Around noon, after riding for about three hours and nearing our destination, Thomas noticed that the road we were supposed to be on disappeared off the GPS and then reappeared farther south. He figured that just meant that the road was a dirt road, and thus he offered to give me a five mile break, knowing how much I hate riding on dirt roads due to the serious energy depletion and wrist pain that I suffer on dirt roads.
As we approached the Bermuda Triangle, we realized that it disappears off the GPS because we were heading onto a private farm road. The entrance to the road had a sign that said, if my memory serves me correctly (and it definitely does), “Keep Out.” But we’re from Massachusetts and we do whatever we want. Down the road there were some piles of bricks that my poor car (my car’s name is Cale, by the way) bottomed out on. Then we ran into some mud that Thomas got the bike stuck in, again and again. Then we found out that the private farm road ends… and we had to turn around… in the burning hot… and the increasing winds. Turning around we ran into some trouble getting the car back over the pile of bricks. And when I say, “some trouble,” I mean that it took us twenty or so minutes to push and pull the car, with smoking tires and dirt and brick fragments spitting everywhere, through the path. For awhile there I really thought we were going to be stuck in some farmer’s private road and we were going to get arrested and this trip would have a rather embarrassing end. We did see the farmer out harvesting some crops out in the field and he could probably see us destroying us his little road. We got a lot of good video of the whole experience. Unfortunately we did ruin the farmer’s road…

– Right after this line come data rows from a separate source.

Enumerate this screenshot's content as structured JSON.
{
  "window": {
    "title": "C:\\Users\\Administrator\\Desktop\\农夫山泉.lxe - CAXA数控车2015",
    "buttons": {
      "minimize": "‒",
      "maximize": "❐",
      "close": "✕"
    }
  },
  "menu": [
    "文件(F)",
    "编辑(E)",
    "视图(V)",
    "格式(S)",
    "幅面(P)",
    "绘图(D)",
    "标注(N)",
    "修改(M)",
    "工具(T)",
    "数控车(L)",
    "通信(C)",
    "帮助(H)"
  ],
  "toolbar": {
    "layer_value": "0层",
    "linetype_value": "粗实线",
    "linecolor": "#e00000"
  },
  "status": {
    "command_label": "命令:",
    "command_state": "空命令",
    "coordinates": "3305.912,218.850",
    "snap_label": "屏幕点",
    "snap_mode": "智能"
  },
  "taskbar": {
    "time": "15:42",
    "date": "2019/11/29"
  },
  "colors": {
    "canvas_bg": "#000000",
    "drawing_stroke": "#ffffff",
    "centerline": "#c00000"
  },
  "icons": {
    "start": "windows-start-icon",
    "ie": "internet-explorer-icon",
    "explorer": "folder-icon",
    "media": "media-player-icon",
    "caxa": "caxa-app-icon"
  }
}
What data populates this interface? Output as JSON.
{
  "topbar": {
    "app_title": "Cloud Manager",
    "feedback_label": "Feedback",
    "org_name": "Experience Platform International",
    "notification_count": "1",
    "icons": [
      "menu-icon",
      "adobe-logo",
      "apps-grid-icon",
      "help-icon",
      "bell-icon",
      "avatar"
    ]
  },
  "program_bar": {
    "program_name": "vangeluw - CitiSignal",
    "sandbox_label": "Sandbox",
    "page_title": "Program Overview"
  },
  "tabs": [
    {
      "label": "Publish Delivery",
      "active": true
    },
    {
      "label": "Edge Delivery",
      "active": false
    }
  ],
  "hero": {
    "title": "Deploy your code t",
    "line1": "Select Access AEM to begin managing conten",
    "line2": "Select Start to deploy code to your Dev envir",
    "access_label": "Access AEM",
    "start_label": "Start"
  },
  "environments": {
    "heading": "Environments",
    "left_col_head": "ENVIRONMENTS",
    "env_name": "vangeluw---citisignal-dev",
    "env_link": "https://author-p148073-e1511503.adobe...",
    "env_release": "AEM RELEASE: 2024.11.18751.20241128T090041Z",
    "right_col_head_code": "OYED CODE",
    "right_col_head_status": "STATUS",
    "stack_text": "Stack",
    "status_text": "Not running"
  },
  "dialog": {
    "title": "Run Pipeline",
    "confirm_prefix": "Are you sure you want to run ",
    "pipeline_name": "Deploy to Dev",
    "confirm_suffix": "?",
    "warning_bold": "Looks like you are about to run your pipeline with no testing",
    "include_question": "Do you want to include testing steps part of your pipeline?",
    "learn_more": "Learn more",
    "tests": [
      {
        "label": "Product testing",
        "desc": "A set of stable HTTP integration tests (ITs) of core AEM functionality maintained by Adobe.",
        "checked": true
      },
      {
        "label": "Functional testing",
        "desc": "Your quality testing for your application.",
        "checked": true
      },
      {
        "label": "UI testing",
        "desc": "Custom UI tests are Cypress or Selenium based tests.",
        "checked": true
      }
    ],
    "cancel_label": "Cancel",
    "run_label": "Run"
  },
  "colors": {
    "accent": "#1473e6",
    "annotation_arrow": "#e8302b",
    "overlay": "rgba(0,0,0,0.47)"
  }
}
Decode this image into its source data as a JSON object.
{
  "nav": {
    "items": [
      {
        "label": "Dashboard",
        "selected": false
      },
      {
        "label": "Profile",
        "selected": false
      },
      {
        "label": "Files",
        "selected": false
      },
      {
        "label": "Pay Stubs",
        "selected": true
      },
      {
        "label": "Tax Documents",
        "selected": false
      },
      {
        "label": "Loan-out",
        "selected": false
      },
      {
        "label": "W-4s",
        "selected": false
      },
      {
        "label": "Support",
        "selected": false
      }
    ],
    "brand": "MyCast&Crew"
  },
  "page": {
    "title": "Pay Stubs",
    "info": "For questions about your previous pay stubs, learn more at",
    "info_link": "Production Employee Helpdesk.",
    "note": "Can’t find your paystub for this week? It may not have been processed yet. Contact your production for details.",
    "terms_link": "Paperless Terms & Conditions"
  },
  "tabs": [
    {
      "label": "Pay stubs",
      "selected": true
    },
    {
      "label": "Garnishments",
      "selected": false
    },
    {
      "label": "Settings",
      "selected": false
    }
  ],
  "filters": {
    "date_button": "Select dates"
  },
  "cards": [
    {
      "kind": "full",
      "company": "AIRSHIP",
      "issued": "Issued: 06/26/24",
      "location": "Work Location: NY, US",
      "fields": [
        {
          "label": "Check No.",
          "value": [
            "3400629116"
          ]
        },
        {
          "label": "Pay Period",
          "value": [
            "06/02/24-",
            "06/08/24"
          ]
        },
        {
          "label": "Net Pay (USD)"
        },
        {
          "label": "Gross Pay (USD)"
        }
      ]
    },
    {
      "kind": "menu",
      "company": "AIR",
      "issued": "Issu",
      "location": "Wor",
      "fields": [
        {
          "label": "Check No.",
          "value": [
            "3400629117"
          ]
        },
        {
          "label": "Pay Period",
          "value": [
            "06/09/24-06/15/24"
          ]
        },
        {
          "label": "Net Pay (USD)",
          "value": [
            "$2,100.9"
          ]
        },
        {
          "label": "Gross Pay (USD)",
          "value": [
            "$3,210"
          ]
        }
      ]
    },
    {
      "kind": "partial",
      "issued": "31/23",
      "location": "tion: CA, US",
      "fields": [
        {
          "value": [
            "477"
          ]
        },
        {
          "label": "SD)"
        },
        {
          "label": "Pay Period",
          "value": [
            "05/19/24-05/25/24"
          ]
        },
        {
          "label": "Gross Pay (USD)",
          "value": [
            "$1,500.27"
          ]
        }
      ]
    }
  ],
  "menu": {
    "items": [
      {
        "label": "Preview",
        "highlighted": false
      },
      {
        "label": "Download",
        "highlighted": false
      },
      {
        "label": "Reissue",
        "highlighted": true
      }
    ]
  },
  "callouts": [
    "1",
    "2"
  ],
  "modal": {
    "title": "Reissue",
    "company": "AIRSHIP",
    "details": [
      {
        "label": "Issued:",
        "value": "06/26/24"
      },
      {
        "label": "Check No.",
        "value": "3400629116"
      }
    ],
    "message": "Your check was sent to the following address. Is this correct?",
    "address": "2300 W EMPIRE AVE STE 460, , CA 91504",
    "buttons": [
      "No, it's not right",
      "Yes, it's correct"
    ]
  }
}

Still, I am proud to be a Masshole. To me, Masshole is a compliment. The word generally refers to Massachusetts drivers that cut off people from other states (that don’t know how to drive). Here’s the thing: we’re called Massholes by other states because they really don’t know how to drive, and then they get mad at us for trying to show them how to drive better. Similarly, we may often do stupid things and people get mad at us, but hey, we’re from Massachusetts and we know that life is about having fun adventures, and that’s why we do whatever want (within reason, obviously).
I’m also proud to be Masshole now because of the bill that is going through our State Congress to improve the regulations against human trafficking in our state. Thinking about that, I’ve decided to name Thomas’s mountain bike Lycurgus. Lycurgus was the great law-giver of the Greek city-state Sparta. I was going to name the bike Leonidas, but most historians believe that he killed some people to be one of the half-kings (Sparta was ruled by two kings with equal power). Instead I went with Lycurgus, who, as far as we know, was an upstanding citizen. Sparta’s foundation throughout most of its exalted history was given to it by Lycurgus’ primitive but far-sighted laws.
With Thomas’s bike having a new name, I think about Lycurgus and the importance of good laws. Though I am an anarchist, as long as we have a government we need to use it appropriately. Having good laws and then enforcing them is a must if we are going to stop human trafficking. So folks, it’s up to you. Political representatives, though they may seem aloof, really do react if they are flooded with letters and requests to respond to a certain issue. Let’s do that, then, eh? Write to your political representatives, call them, annoy them, do whatever is necessary to make sure that they know they won’t be re-elected if they don’t push hard for better human trafficking regulations. That’s how Massachusetts got it done. But there’s always improvement that we can push for.